All Joy And NoÂ Fun: The Paradox of Modern Parenthood.Â It’s a book that’s been all over parenting sites of late and I have put it on my list.Â In in, Jennifer Senior writes about the impact children have on their parent’s lives.
I listened to her NPR interview about the book today and she makes a point that I find really interesting, about what it means to stay home with kids today – and what it used to mean:
In the 1960s if you stayed home with your kids, what were you? You were a “housewife.” You focused on your house. You didn’t focus on your kids. You focused on your house. Your house had to be clean. You had to master the differences between oven cleaners and floor waxes and stuff that made your wood nice and shiny, but you put your kids in a playpen, that’s what you did.
And now if you stay home with your kids, you are a “stay-at-home mom,” you focus on your kids. You are a professional mom and you focus on the right toys for your kids, the right educational things for your kids.
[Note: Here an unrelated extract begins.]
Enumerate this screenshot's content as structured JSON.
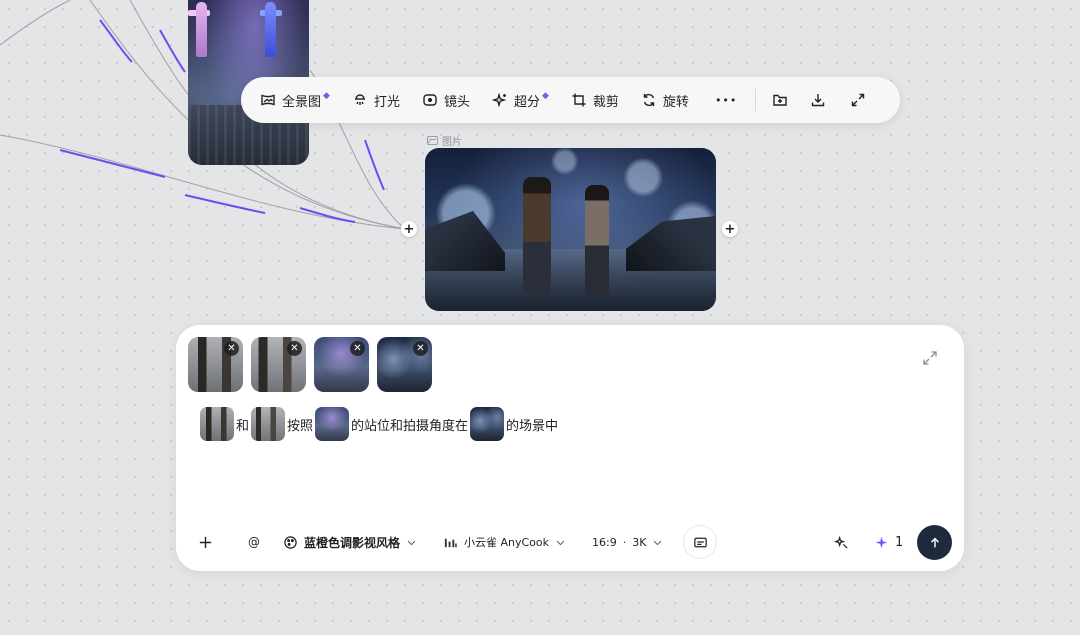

How true is this? I often think about the parenting my parents did, and the parenting that we are expected to do today – they’re not the same thing at all. Yes, my mom was amazing and she cooked and kept the house clean and was there for us, but the life of a child was so different.
I was walking myself home from kindergarten. By the time I was in second grade I was a latchkey kid taking care of myself after school for hours until anyone got home. Our childhoods were spent either with other kids or entertaining ourselves. The idea of our parents needing to play any part in the day-to-day besides keeping a roof over our heads and feeding us was foreign. No one thought about that. You were doing an okay job if your kids were fed, clothed and got to school on time. I can count on my fingers the number of times my parents even looked at my homework.
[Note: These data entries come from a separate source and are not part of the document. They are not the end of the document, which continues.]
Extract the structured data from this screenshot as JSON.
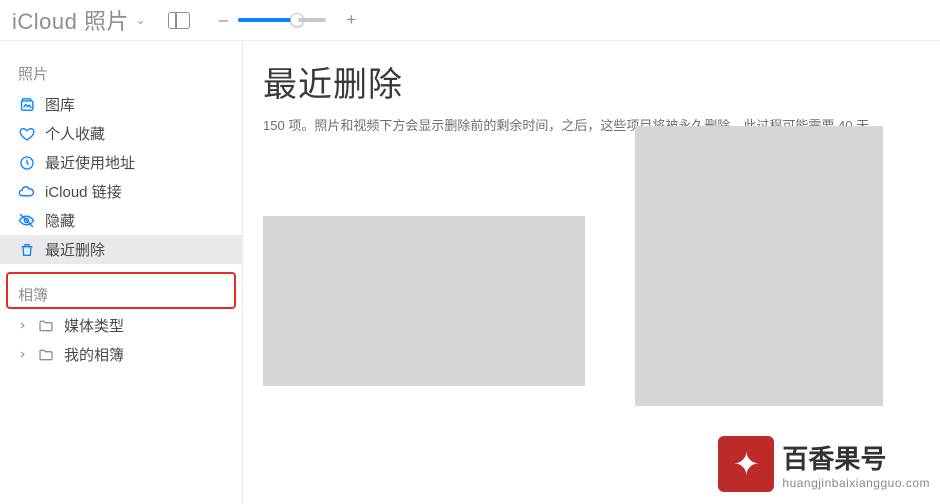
{
  "topbar": {
    "title": "iCloud 照片",
    "zoom_minus": "–",
    "zoom_plus": "+"
  },
  "sidebar": {
    "section_photos": "照片",
    "items": [
      {
        "label": "图库"
      },
      {
        "label": "个人收藏"
      },
      {
        "label": "最近使用地址"
      },
      {
        "label": "iCloud 链接"
      },
      {
        "label": "隐藏"
      },
      {
        "label": "最近删除"
      }
    ],
    "section_albums": "相簿",
    "album_items": [
      {
        "label": "媒体类型"
      },
      {
        "label": "我的相簿"
      }
    ]
  },
  "main": {
    "heading": "最近删除",
    "count": "150",
    "count_unit": "项",
    "desc_sep": "。",
    "desc_part1": "照片和视频下方会显示删除前的剩余时间，之后，这些项目将被永久删除。此过程可能需要",
    "days": "40",
    "days_unit": "天。"
  },
  "watermark": {
    "title": "百香果号",
    "url": "huangjinbaixiangguo.com"
  }
}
Today? Forget about it. It’s not just SAHM’s and dads who are parenting to exhaustion, it’s working parents, too. Somewhere in the past few decades we’ve collectively decided that kids need our constant supervision and direction. When and how did this happen? When did parenting become an extreme sport?
My mother wasn’t lazy – at all. Our house was clean, she always looked immaculate, there was always dinner ready – and she worked full time. I’m just saying that I know for a fact she did not fret about parenting all day or analyze it the way we do today. We were clean, fed and healthy and if we weren’t at school we were out of the house until night fell.
Can we bring back that parenting style, please?
(photo: Getty Images)